"If you find them a stick, that's pretty much good for an hour. Sticks are amazing," he explained. "The only thing with a stick is, if you're going to bring it back into the car, you want to make sure it's short enough that it won't reach the other kid."
Clarke is one of those parents who detonates the minefield of raising kids with humour, even turning it into a hit YouTube series called "Conversations With My 2-Year-Old."
Just in time for
dreaded exciting summer family vacations, he's working with Travelocity.ca to share survival tricks, and the best road trips to take from Vancouver with kids.
"The main thing is to keep your expectations in check," said Clarke, who has a four-year-old daughter and two-year-old son. Having a schedule and booking hotels in advance helps, he said, but be prepared to throw it all out the window when travelling with young kids.
"They’re not really like sane people. You're carting around insane people around the country in your small enclosed vehicles. So just acknowledge that and be OK with that," he explained, plugging the Travelocity app as an easy way to find and book hotels on the go.
"You’re not necessarily going to get everywhere on schedule. And that’s OK — that’s the whole point of the road trip."
Sure, it's easy to turn on a movie or hand the kids an iPad, but "save those for when you really need them," said Clarke.
As cheesy as it sounds, he suggests singing, making up jokes, or listening to a music playlist that you made yourself. "It's nice to have something planned like that so you're not just listening to the 'Frozen' soundtrack over and over again." (Amen.)
Driving eight hours straight with children is impossible, so Clarke suggested stopping every hour or two.
"The great thing about travelling through B.C. is there are tons of places to pull off and stop. You can actually savour those moments and take your time."
On a recent stop at Glacier National Park, Clarke discovered that Parks Canada provides booklets to kids with maps and treasure hunts. "And one of the things was recognizing different types of poop — which they were super into. And then I got super into [it], and I didn’t expect to be that excited about poop."

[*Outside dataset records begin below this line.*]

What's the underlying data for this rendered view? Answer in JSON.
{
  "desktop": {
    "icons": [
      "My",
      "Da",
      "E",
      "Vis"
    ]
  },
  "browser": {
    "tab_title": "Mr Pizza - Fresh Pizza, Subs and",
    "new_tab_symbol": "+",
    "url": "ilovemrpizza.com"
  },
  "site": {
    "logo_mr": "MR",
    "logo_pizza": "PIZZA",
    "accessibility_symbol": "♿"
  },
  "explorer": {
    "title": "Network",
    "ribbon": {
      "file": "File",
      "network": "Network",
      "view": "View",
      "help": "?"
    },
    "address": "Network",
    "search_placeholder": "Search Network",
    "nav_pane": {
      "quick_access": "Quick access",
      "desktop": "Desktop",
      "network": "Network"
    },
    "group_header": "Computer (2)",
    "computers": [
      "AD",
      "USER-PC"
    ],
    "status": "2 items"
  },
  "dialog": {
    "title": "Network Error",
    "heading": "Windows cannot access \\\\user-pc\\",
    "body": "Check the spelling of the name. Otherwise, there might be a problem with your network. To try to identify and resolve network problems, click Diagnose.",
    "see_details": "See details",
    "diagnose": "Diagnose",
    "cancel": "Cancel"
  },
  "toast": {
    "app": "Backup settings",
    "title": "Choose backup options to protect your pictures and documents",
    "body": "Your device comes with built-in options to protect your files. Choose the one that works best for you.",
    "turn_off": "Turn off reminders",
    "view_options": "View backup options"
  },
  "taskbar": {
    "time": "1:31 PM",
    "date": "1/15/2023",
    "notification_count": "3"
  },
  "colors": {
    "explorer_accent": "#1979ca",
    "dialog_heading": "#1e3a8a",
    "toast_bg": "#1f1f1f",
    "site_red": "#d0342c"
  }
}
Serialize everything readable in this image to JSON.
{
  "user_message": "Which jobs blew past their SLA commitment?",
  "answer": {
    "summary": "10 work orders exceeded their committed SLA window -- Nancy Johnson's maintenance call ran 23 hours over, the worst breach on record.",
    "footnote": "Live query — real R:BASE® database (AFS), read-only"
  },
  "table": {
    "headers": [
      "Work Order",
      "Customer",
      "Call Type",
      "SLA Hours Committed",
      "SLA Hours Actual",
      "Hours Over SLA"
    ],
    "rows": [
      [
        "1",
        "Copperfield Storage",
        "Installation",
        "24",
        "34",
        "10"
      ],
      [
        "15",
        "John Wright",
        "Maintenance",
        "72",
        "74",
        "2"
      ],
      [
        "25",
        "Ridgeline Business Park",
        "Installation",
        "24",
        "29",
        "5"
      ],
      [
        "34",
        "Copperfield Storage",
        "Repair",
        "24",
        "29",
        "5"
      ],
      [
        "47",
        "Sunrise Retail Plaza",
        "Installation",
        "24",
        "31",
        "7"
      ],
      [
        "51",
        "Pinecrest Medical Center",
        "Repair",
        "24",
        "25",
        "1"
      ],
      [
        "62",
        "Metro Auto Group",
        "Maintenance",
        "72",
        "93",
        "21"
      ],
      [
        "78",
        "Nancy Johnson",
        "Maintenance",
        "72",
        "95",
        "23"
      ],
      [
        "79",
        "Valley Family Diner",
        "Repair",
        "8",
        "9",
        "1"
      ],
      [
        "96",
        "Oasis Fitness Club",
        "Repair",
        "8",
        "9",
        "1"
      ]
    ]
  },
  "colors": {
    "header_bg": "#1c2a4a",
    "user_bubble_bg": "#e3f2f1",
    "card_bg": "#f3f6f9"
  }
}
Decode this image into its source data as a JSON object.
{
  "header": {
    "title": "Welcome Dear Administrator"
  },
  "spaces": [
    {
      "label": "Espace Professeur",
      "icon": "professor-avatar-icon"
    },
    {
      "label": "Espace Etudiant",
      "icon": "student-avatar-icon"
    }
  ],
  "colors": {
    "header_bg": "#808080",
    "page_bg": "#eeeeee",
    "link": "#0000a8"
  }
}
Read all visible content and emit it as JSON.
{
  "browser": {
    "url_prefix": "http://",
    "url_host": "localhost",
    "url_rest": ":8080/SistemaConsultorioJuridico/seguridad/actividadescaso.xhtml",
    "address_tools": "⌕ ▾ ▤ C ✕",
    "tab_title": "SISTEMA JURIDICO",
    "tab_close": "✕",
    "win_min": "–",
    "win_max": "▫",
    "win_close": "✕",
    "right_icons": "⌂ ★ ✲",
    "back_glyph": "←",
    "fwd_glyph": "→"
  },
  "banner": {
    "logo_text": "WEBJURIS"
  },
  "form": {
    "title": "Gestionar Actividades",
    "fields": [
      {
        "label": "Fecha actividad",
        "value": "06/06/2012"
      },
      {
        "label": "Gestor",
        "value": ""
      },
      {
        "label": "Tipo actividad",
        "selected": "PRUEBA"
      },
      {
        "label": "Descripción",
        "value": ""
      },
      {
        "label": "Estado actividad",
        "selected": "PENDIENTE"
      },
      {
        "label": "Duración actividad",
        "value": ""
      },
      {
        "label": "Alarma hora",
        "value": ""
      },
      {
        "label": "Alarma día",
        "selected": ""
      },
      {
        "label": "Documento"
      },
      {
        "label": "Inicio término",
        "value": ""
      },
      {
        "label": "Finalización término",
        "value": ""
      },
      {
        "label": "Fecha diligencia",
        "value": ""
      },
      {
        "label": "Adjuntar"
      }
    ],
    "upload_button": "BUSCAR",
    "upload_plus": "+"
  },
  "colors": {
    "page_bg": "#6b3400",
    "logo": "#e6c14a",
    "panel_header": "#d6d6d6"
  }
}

Here are Clarke's picks for fun road trips near Vancouver with kids: